----- SUPPLIED RECORDS -----

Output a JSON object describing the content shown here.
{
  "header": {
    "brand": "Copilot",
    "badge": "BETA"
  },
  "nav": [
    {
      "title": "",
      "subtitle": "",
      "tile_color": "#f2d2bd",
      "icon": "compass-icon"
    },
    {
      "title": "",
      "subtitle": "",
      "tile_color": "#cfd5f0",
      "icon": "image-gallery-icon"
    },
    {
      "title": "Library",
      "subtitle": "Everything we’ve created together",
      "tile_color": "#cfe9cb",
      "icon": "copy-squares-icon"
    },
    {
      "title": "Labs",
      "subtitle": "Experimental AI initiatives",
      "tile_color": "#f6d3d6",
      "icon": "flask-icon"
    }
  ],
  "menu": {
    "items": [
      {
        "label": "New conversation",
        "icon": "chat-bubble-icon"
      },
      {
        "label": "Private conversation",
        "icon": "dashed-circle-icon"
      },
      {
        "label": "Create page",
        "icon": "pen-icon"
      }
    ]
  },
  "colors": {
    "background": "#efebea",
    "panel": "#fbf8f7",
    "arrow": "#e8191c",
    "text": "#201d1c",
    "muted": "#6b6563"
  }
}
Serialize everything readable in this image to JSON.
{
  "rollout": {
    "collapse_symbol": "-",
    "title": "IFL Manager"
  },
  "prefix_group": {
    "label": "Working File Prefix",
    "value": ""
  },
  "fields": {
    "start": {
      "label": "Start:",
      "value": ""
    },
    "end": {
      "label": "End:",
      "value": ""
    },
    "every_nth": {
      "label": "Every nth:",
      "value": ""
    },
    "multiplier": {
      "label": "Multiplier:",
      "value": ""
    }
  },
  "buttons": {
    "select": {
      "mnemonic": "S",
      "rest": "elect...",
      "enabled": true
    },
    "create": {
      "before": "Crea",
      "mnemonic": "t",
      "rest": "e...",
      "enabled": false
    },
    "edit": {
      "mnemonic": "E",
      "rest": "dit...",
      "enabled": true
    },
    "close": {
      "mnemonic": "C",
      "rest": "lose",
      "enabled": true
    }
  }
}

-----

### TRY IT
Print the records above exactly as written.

### RESULT OF THIS TASK
Output a JSON object describing the content shown here.
{
  "header": {
    "brand": "Copilot",
    "badge": "BETA"
  },
  "nav": [
    {
      "title": "",
      "subtitle": "",
      "tile_color": "#f2d2bd",
      "icon": "compass-icon"
    },
    {
      "title": "",
      "subtitle": "",
      "tile_color": "#cfd5f0",
      "icon": "image-gallery-icon"
    },
    {
      "title": "Library",
      "subtitle": "Everything we’ve created together",
      "tile_color": "#cfe9cb",
      "icon": "copy-squares-icon"
    },
    {
      "title": "Labs",
      "subtitle": "Experimental AI initiatives",
      "tile_color": "#f6d3d6",
      "icon": "flask-icon"
    }
  ],
  "menu": {
    "items": [
      {
        "label": "New conversation",
        "icon": "chat-bubble-icon"
      },
      {
        "label": "Private conversation",
        "icon": "dashed-circle-icon"
      },
      {
        "label": "Create page",
        "icon": "pen-icon"
      }
    ]
  },
  "colors": {
    "background": "#efebea",
    "panel": "#fbf8f7",
    "arrow": "#e8191c",
    "text": "#201d1c",
    "muted": "#6b6563"
  }
}
Serialize everything readable in this image to JSON.
{
  "rollout": {
    "collapse_symbol": "-",
    "title": "IFL Manager"
  },
  "prefix_group": {
    "label": "Working File Prefix",
    "value": ""
  },
  "fields": {
    "start": {
      "label": "Start:",
      "value": ""
    },
    "end": {
      "label": "End:",
      "value": ""
    },
    "every_nth": {
      "label": "Every nth:",
      "value": ""
    },
    "multiplier": {
      "label": "Multiplier:",
      "value": ""
    }
  },
  "buttons": {
    "select": {
      "mnemonic": "S",
      "rest": "elect...",
      "enabled": true
    },
    "create": {
      "before": "Crea",
      "mnemonic": "t",
      "rest": "e...",
      "enabled": false
    },
    "edit": {
      "mnemonic": "E",
      "rest": "dit...",
      "enabled": true
    },
    "close": {
      "mnemonic": "C",
      "rest": "lose",
      "enabled": true
    }
  }
}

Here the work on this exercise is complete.